§ **What to produce**
After reading the data, copy it out in full and exactly.

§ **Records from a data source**
*** Begin section ***
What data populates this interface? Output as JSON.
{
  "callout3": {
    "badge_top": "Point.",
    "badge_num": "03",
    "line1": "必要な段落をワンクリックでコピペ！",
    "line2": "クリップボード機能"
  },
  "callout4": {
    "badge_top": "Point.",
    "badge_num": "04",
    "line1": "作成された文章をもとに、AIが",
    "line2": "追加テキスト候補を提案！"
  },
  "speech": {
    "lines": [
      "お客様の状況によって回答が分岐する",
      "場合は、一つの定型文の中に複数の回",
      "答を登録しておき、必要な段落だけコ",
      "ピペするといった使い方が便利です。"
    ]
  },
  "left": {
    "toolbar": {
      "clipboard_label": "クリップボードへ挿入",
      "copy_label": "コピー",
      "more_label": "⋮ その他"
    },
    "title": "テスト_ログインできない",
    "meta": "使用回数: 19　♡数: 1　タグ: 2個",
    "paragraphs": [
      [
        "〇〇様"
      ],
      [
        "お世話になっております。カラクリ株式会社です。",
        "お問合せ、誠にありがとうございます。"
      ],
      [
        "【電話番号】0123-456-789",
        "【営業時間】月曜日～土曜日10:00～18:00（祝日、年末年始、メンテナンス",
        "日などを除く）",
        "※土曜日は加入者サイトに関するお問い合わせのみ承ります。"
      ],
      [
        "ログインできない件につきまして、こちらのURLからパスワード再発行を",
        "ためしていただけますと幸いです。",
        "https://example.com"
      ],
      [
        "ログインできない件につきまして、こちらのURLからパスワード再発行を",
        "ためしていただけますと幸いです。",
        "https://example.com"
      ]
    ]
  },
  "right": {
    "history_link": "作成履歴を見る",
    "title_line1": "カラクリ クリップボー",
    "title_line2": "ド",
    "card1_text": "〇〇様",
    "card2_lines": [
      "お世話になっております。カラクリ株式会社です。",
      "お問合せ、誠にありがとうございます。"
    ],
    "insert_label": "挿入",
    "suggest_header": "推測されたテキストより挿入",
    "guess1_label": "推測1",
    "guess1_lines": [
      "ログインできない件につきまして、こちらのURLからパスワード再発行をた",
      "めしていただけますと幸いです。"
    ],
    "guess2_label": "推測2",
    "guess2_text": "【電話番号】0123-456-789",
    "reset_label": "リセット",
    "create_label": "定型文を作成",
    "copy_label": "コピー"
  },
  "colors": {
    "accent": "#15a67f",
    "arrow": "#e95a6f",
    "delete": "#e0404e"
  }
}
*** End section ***
§ **Exercise response**
What data populates this interface? Output as JSON.
{
  "callout3": {
    "badge_top": "Point.",
    "badge_num": "03",
    "line1": "必要な段落をワンクリックでコピペ！",
    "line2": "クリップボード機能"
  },
  "callout4": {
    "badge_top": "Point.",
    "badge_num": "04",
    "line1": "作成された文章をもとに、AIが",
    "line2": "追加テキスト候補を提案！"
  },
  "speech": {
    "lines": [
      "お客様の状況によって回答が分岐する",
      "場合は、一つの定型文の中に複数の回",
      "答を登録しておき、必要な段落だけコ",
      "ピペするといった使い方が便利です。"
    ]
  },
  "left": {
    "toolbar": {
      "clipboard_label": "クリップボードへ挿入",
      "copy_label": "コピー",
      "more_label": "⋮ その他"
    },
    "title": "テスト_ログインできない",
    "meta": "使用回数: 19　♡数: 1　タグ: 2個",
    "paragraphs": [
      [
        "〇〇様"
      ],
      [
        "お世話になっております。カラクリ株式会社です。",
        "お問合せ、誠にありがとうございます。"
      ],
      [
        "【電話番号】0123-456-789",
        "【営業時間】月曜日～土曜日10:00～18:00（祝日、年末年始、メンテナンス",
        "日などを除く）",
        "※土曜日は加入者サイトに関するお問い合わせのみ承ります。"
      ],
      [
        "ログインできない件につきまして、こちらのURLからパスワード再発行を",
        "ためしていただけますと幸いです。",
        "https://example.com"
      ],
      [
        "ログインできない件につきまして、こちらのURLからパスワード再発行を",
        "ためしていただけますと幸いです。",
        "https://example.com"
      ]
    ]
  },
  "right": {
    "history_link": "作成履歴を見る",
    "title_line1": "カラクリ クリップボー",
    "title_line2": "ド",
    "card1_text": "〇〇様",
    "card2_lines": [
      "お世話になっております。カラクリ株式会社です。",
      "お問合せ、誠にありがとうございます。"
    ],
    "insert_label": "挿入",
    "suggest_header": "推測されたテキストより挿入",
    "guess1_label": "推測1",
    "guess1_lines": [
      "ログインできない件につきまして、こちらのURLからパスワード再発行をた",
      "めしていただけますと幸いです。"
    ],
    "guess2_label": "推測2",
    "guess2_text": "【電話番号】0123-456-789",
    "reset_label": "リセット",
    "create_label": "定型文を作成",
    "copy_label": "コピー"
  },
  "colors": {
    "accent": "#15a67f",
    "arrow": "#e95a6f",
    "delete": "#e0404e"
  }
}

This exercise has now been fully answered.